Sadly, we didn’t venture into town to see the lovely architecture as yet again we wanted an early start and felt an early night would be prudent.  Therefore, I don’t have any pictures of Charleston for you but I do have one of a fishing boat that looks as though it should have starred in a Hitchcock movie…

© Richard Corbett 2012

Day 7

Another trip down the ICW, was the decision we came to the following morning.

As much as we both wanted to keep going down the outside, the weather had turned and it was just too rough.  However, what should have been a fairly uneventful trip suddenly became very exciting!

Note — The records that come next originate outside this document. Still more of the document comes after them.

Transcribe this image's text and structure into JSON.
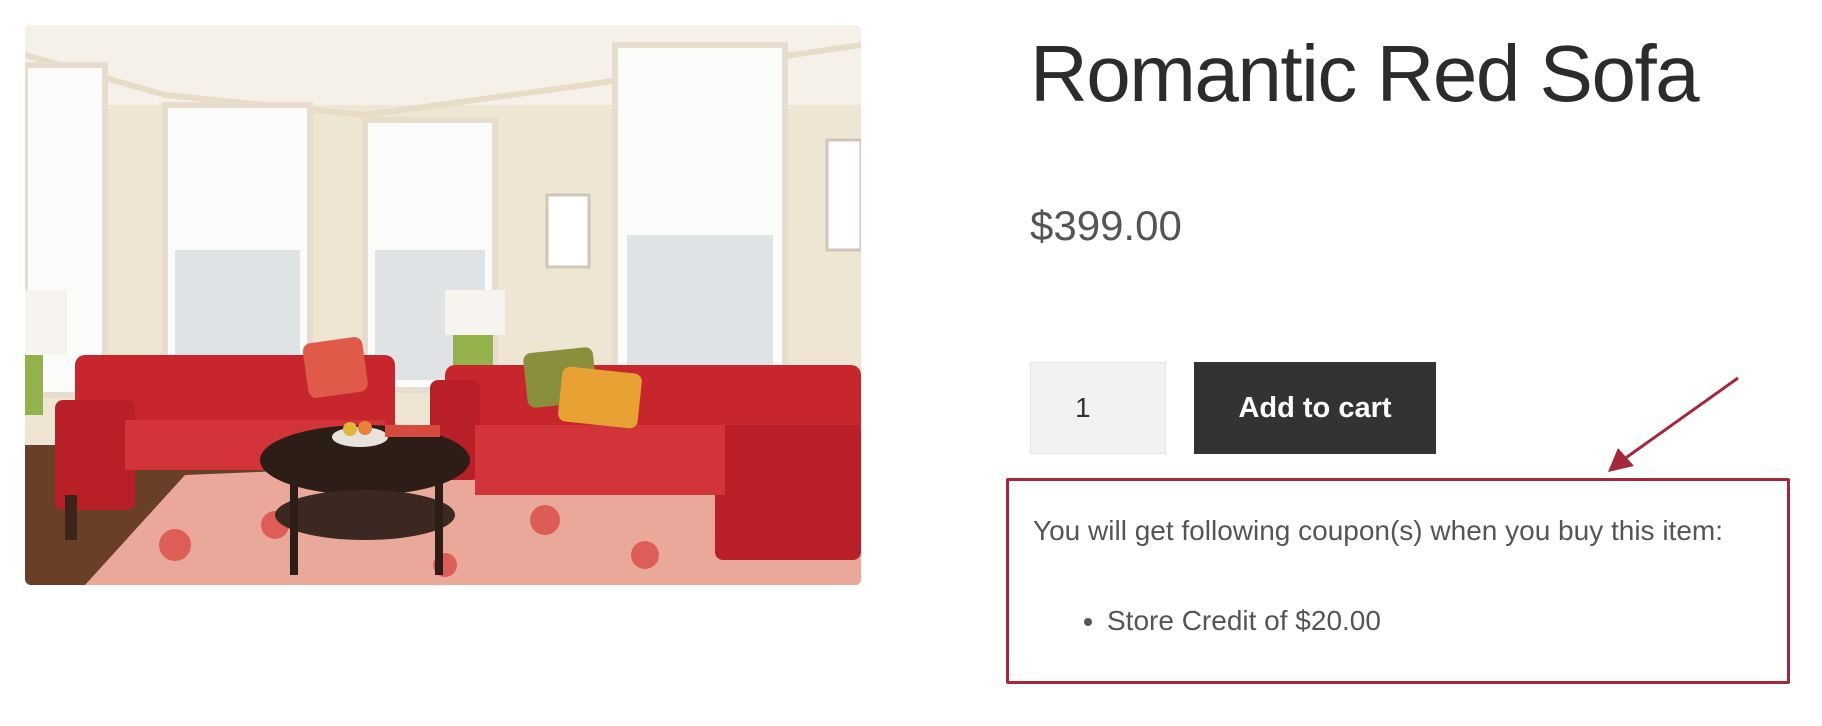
{
  "product": {
    "title": "Romantic Red Sofa",
    "price": "$399.00",
    "quantity": "1",
    "add_to_cart_label": "Add to cart"
  },
  "coupon": {
    "intro": "You will get following coupon(s) when you buy this item:",
    "items": [
      "Store Credit of $20.00"
    ]
  },
  "colors": {
    "highlight": "#a4273a",
    "button_bg": "#333333",
    "sofa": "#c8262d"
  }
}
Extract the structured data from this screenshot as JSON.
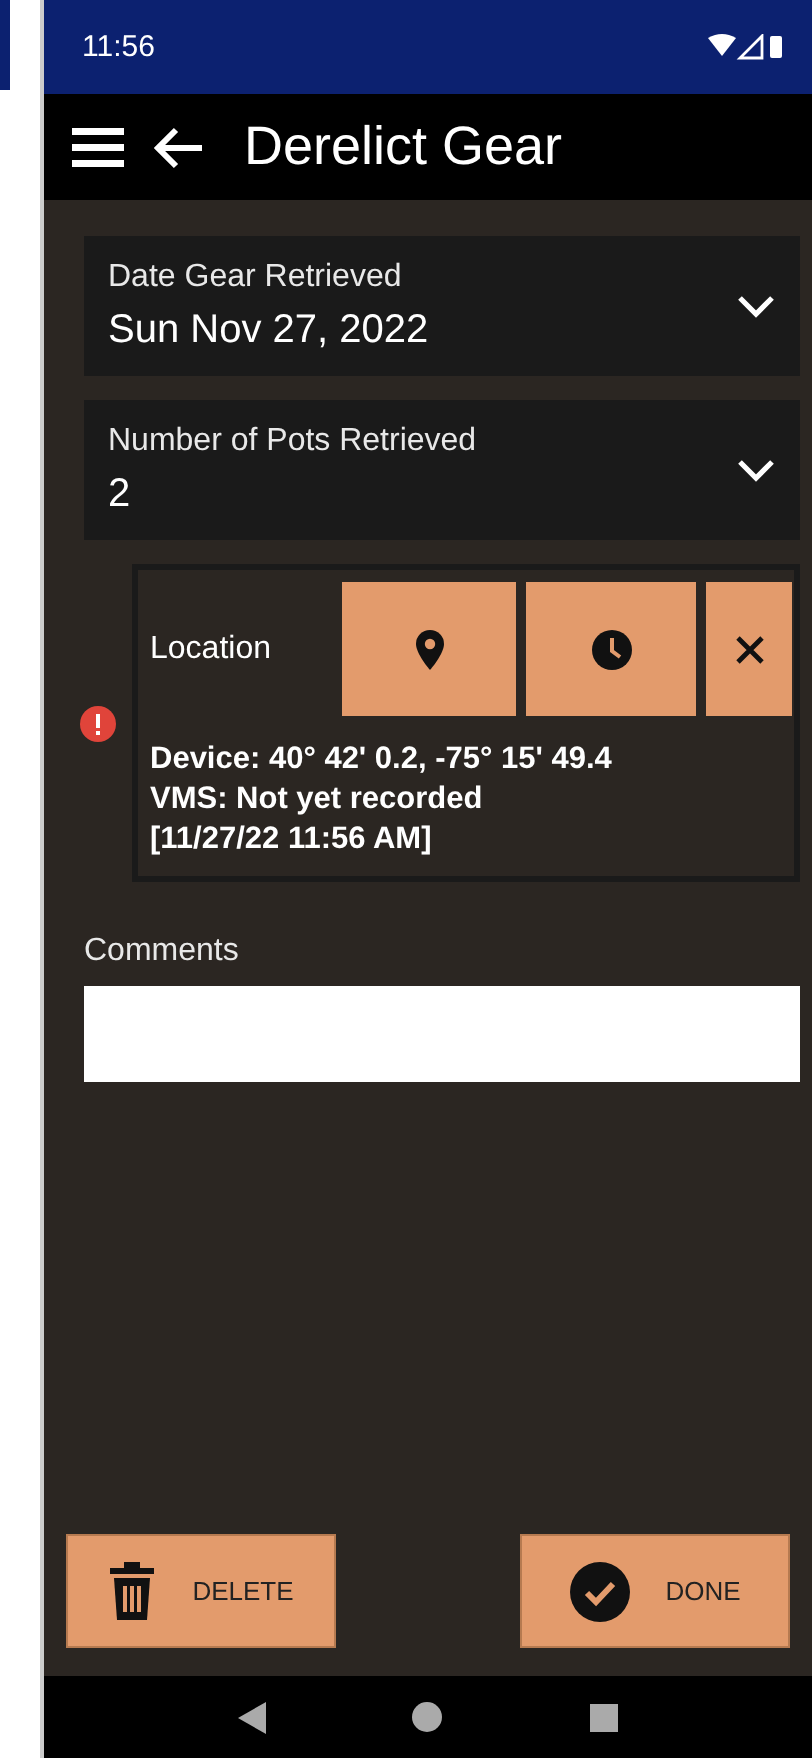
{
  "status_bar": {
    "time": "11:56"
  },
  "app_bar": {
    "title": "Derelict Gear"
  },
  "fields": [
    {
      "label": "Date Gear Retrieved",
      "value": "Sun Nov 27, 2022"
    },
    {
      "label": "Number of Pots Retrieved",
      "value": "2"
    }
  ],
  "location": {
    "label": "Location",
    "error": true,
    "lines": [
      "Device: 40° 42' 0.2, -75° 15' 49.4",
      "VMS: Not yet recorded",
      "[11/27/22 11:56 AM]"
    ]
  },
  "comments": {
    "label": "Comments"
  },
  "buttons": [
    {
      "kind": "delete",
      "label": "DELETE"
    },
    {
      "kind": "done",
      "label": "DONE"
    }
  ]
}
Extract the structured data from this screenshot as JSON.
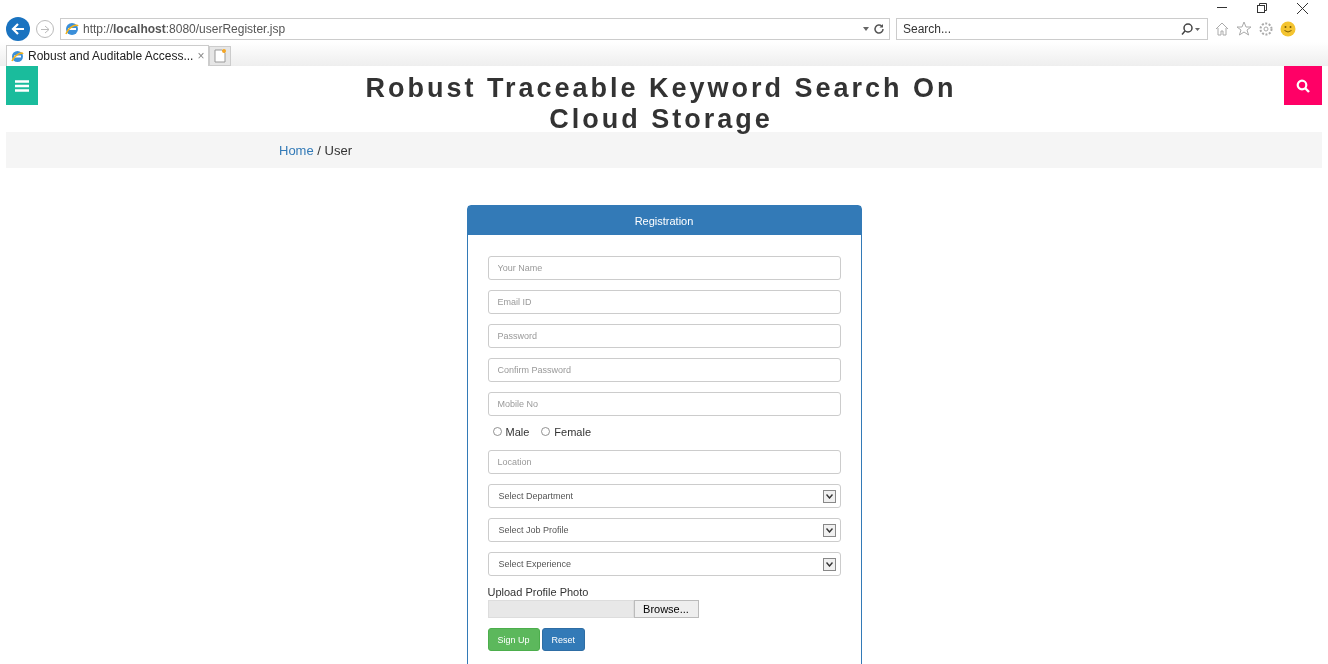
{
  "browser": {
    "url": "http://**localhost**:8080/userRegister.jsp",
    "search_placeholder": "Search...",
    "tabs": [
      {
        "title": "Robust and Auditable Access...",
        "close": "×",
        "selected": true
      }
    ]
  },
  "header": {
    "title": "Robust Traceable Keyword Search On Cloud Storage"
  },
  "breadcrumb": [
    {
      "label": "Home",
      "kind": "link"
    },
    {
      "label": " / User",
      "kind": "current"
    }
  ],
  "form": {
    "title": "Registration",
    "fields": [
      {
        "kind": "input",
        "placeholder": "Your Name"
      },
      {
        "kind": "input",
        "placeholder": "Email ID"
      },
      {
        "kind": "input",
        "placeholder": "Password"
      },
      {
        "kind": "input",
        "placeholder": "Confirm Password"
      },
      {
        "kind": "input",
        "placeholder": "Mobile No"
      },
      {
        "kind": "radios",
        "options": [
          {
            "label": "Male",
            "selected": false
          },
          {
            "label": "Female",
            "selected": false
          }
        ]
      },
      {
        "kind": "input",
        "placeholder": "Location"
      },
      {
        "kind": "select",
        "value": "Select Department"
      },
      {
        "kind": "select",
        "value": "Select Job Profile"
      },
      {
        "kind": "select",
        "value": "Select Experience"
      },
      {
        "kind": "file",
        "label": "Upload Profile Photo",
        "button": "Browse..."
      }
    ],
    "buttons": [
      {
        "label": "Sign Up",
        "kind": "success"
      },
      {
        "label": "Reset",
        "kind": "primary"
      }
    ]
  }
}
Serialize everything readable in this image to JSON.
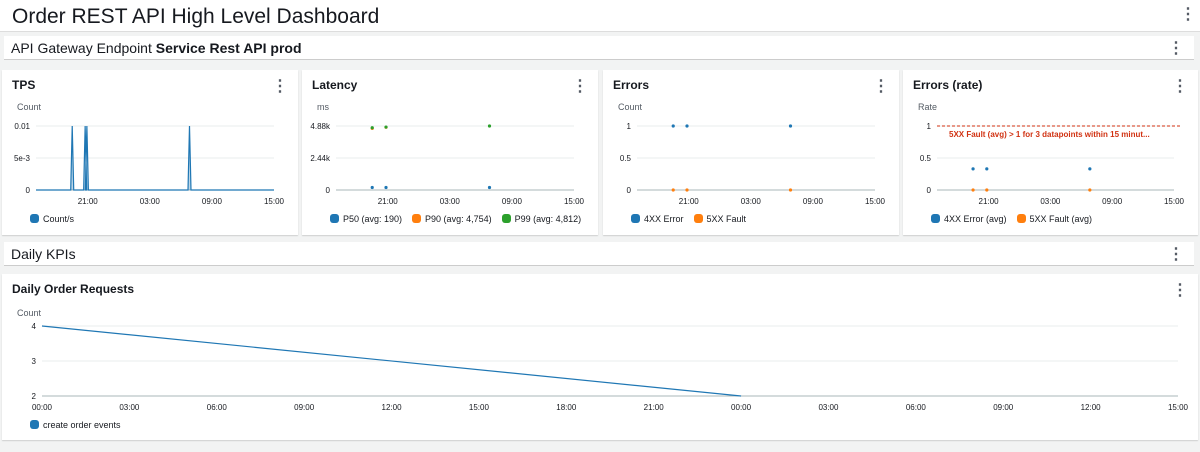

I spotted a Sealine F44 moored up in a marina!  How fantastic is that?

© Richard Corbett 2012

We slowed right down to take the picture and then after a big smile and a wave we were back on our way to Beaufort, which was to be our stop for the night and most likely the last stop in South Carolina; State #8.

Day 8

Early start again, would you believe and we’re off down the river.  No coastguards, no tree stumps, no shallow channels, just a wide, fast empty river – 20nm later, we pushed our nose out into the Atlantic.

I wish there were all sorts of exciting anecdotes for this penultimate day of the trip but sadly it was an uneventful cruise.  8 hours on a heading of 185 degrees and we came across the entrance to Ponce de Leon inlet.

The most notable incident of day 8 for me, was the return of the dreaded ‘Noseeums’.  I was positively eaten alive as we tied up to the pontoon – my legs and arms were covered in little red dots for days afterwards.

As much as day 8 was unremarkable the start of day 9 was much more exciting.

Day 9

© Richard Corbett 2012

This is turned out to be a Delta IV rocket with a GPS IIF-3 satellite, launched for the U.S. Air Force from Cape Canaveral – only 40nm down the coast from where we were in Ponce de Leon

Yet another calm day at sea meant we were on course to reach Fort Lauderdale before sunset.  It was going to be a long day, given that Ponce de Leon to Port Everglades is 200nm give or take, so a midway stop at West Palm Beach was required.

You should know that you can get the most brilliant cheese-burger from the restaurant right by the fuel dock at the Riviera Beach marina!

Yes, another non-event trip – except for the cheese-burger of course…

OK, boat full of fuel, stomach full of cheese-burger and we’re off again.

40nm and we pulled into the Port Everglades channel.  The 4 red and white striped chimney stacks, which have now disappeared as they were knocked down in early 2013, are hardly the prettiest sight in the world unless you’ve just done 1392nm, consumed 2433 US gallons of diesel, averaged 16 knots, passed through or around 10 US States, run for 92 hours, over 9 days… and then they are more than a brilliant landmark seen from miles out to sea; they are manner from heaven in fact!!!

© Richard Corbett 2012

I bet you’re wondering about the boat?  Bloody marvellous!  She looked after us the whole way – protected us from the weather, hot or cold, windy or wet.  She was comfortable and spacious, light and airy.  The engines?  The engines never missed a beat, not once!  This boat gave us the confidence to set out into the Atlantic, knowing that 6, 7 or 8 hours later we would arrive at our destination.

Do yourselves a favour, if you are into cruising and you get a chance, take a look at a Sealine!

***

This has been another Captain Corbett’s Adventure.  If I’m not on Jersey teaching a private tuition Day Skipper theory or Yachtmaster theory course, then I’m either spending time with someone on their boat, giving them the confidence to take their boat out with their family and friends on board or I’m off somewhere exotic delivering a boat. Either way, I’ll write it up and put it on the Blog for you all to see, so keep popping back to see my most recent adventures.